| WHAT YOU ARE ASKED TO DO |
Print out the records that follow, exactly and completely.

| DATA FOR REVIEW |
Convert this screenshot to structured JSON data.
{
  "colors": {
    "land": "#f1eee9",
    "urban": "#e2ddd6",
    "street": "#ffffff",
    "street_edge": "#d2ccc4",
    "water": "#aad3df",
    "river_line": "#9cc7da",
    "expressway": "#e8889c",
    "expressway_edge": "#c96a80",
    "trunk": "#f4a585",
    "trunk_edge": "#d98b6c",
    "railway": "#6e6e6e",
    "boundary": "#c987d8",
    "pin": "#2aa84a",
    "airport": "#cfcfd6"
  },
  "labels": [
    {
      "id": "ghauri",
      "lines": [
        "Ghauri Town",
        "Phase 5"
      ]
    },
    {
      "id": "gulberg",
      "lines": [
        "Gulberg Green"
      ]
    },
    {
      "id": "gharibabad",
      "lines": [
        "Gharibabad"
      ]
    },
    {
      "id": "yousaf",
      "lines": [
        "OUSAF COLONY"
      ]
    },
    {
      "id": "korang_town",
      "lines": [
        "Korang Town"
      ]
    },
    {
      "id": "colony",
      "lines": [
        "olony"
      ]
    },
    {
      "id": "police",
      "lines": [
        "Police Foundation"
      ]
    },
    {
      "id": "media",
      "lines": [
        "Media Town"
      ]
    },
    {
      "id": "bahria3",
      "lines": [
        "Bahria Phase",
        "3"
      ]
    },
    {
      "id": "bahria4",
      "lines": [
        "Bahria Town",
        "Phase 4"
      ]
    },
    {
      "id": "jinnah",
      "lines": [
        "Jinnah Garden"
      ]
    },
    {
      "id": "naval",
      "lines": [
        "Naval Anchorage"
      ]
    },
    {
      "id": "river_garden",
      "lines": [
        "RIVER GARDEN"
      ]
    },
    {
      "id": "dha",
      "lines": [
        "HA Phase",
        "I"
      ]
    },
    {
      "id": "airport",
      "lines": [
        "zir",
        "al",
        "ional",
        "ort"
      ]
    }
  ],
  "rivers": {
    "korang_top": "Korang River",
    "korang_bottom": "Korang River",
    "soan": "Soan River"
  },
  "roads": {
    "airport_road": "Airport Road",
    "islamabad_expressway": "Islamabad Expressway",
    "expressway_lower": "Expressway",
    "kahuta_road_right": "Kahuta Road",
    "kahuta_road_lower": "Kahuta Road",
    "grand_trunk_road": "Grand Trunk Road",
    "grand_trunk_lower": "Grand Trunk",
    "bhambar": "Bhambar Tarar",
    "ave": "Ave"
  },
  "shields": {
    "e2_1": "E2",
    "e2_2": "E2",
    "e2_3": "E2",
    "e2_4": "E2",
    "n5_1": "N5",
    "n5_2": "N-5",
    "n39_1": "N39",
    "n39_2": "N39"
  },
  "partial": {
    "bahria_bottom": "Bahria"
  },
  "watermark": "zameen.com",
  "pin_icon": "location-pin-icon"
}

| RESULT BELOW |
Convert this screenshot to structured JSON data.
{
  "colors": {
    "land": "#f1eee9",
    "urban": "#e2ddd6",
    "street": "#ffffff",
    "street_edge": "#d2ccc4",
    "water": "#aad3df",
    "river_line": "#9cc7da",
    "expressway": "#e8889c",
    "expressway_edge": "#c96a80",
    "trunk": "#f4a585",
    "trunk_edge": "#d98b6c",
    "railway": "#6e6e6e",
    "boundary": "#c987d8",
    "pin": "#2aa84a",
    "airport": "#cfcfd6"
  },
  "labels": [
    {
      "id": "ghauri",
      "lines": [
        "Ghauri Town",
        "Phase 5"
      ]
    },
    {
      "id": "gulberg",
      "lines": [
        "Gulberg Green"
      ]
    },
    {
      "id": "gharibabad",
      "lines": [
        "Gharibabad"
      ]
    },
    {
      "id": "yousaf",
      "lines": [
        "OUSAF COLONY"
      ]
    },
    {
      "id": "korang_town",
      "lines": [
        "Korang Town"
      ]
    },
    {
      "id": "colony",
      "lines": [
        "olony"
      ]
    },
    {
      "id": "police",
      "lines": [
        "Police Foundation"
      ]
    },
    {
      "id": "media",
      "lines": [
        "Media Town"
      ]
    },
    {
      "id": "bahria3",
      "lines": [
        "Bahria Phase",
        "3"
      ]
    },
    {
      "id": "bahria4",
      "lines": [
        "Bahria Town",
        "Phase 4"
      ]
    },
    {
      "id": "jinnah",
      "lines": [
        "Jinnah Garden"
      ]
    },
    {
      "id": "naval",
      "lines": [
        "Naval Anchorage"
      ]
    },
    {
      "id": "river_garden",
      "lines": [
        "RIVER GARDEN"
      ]
    },
    {
      "id": "dha",
      "lines": [
        "HA Phase",
        "I"
      ]
    },
    {
      "id": "airport",
      "lines": [
        "zir",
        "al",
        "ional",
        "ort"
      ]
    }
  ],
  "rivers": {
    "korang_top": "Korang River",
    "korang_bottom": "Korang River",
    "soan": "Soan River"
  },
  "roads": {
    "airport_road": "Airport Road",
    "islamabad_expressway": "Islamabad Expressway",
    "expressway_lower": "Expressway",
    "kahuta_road_right": "Kahuta Road",
    "kahuta_road_lower": "Kahuta Road",
    "grand_trunk_road": "Grand Trunk Road",
    "grand_trunk_lower": "Grand Trunk",
    "bhambar": "Bhambar Tarar",
    "ave": "Ave"
  },
  "shields": {
    "e2_1": "E2",
    "e2_2": "E2",
    "e2_3": "E2",
    "e2_4": "E2",
    "n5_1": "N5",
    "n5_2": "N-5",
    "n39_1": "N39",
    "n39_2": "N39"
  },
  "partial": {
    "bahria_bottom": "Bahria"
  },
  "watermark": "zameen.com",
  "pin_icon": "location-pin-icon"
}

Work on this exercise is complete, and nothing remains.